EXERCISE GOAL:
Work through the data below line by line and say how many lines hold "value"; give only the number.

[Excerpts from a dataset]
* * * * * * * * *
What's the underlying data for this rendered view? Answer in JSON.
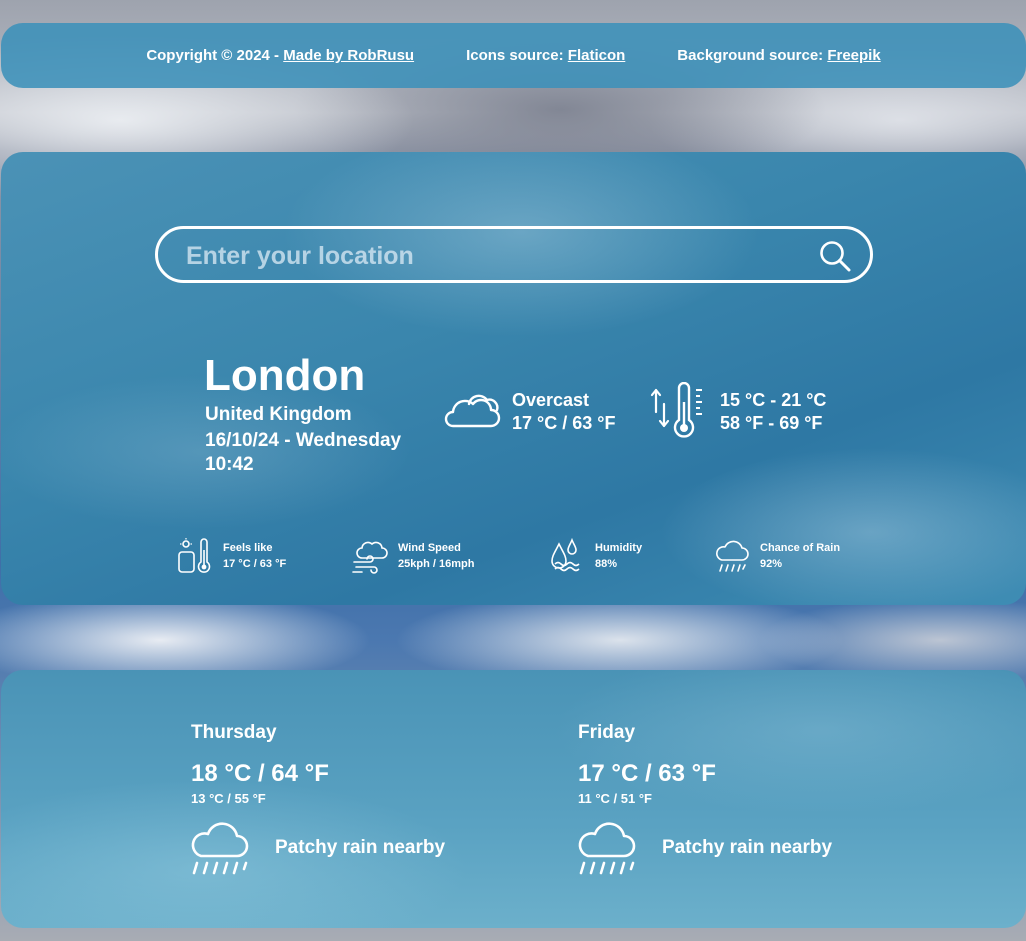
{
  "footer": {
    "copyright_prefix": "Copyright © 2024 - ",
    "made_by_link": "Made by RobRusu",
    "icons_prefix": "Icons source: ",
    "icons_link": "Flaticon",
    "background_prefix": "Background source: ",
    "background_link": "Freepik"
  },
  "search": {
    "placeholder": "Enter your location",
    "icon": "search-icon"
  },
  "location": {
    "city": "London",
    "country": "United Kingdom",
    "date": "16/10/24 - Wednesday",
    "time": "10:42"
  },
  "current": {
    "condition": "Overcast",
    "temp": "17 °C / 63 °F",
    "condition_icon": "cloud-icon",
    "range_c": "15 °C - 21 °C",
    "range_f": "58 °F - 69 °F",
    "range_icon": "thermometer-range-icon"
  },
  "stats": [
    {
      "label": "Feels like",
      "value": "17 °C / 63 °F",
      "icon": "feels-like-icon"
    },
    {
      "label": "Wind Speed",
      "value": "25kph / 16mph",
      "icon": "wind-icon"
    },
    {
      "label": "Humidity",
      "value": "88%",
      "icon": "humidity-icon"
    },
    {
      "label": "Chance of Rain",
      "value": "92%",
      "icon": "rain-cloud-icon"
    }
  ],
  "forecast": [
    {
      "day": "Thursday",
      "max": "18 °C / 64 °F",
      "min": "13 °C / 55 °F",
      "condition": "Patchy rain nearby",
      "icon": "rain-cloud-icon"
    },
    {
      "day": "Friday",
      "max": "17 °C / 63 °F",
      "min": "11 °C / 51 °F",
      "condition": "Patchy rain nearby",
      "icon": "rain-cloud-icon"
    }
  ],
  "colors": {
    "panel": "#3c91b9",
    "text": "#ffffff"
  }
}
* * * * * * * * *
REPLY TO THE TASK:
4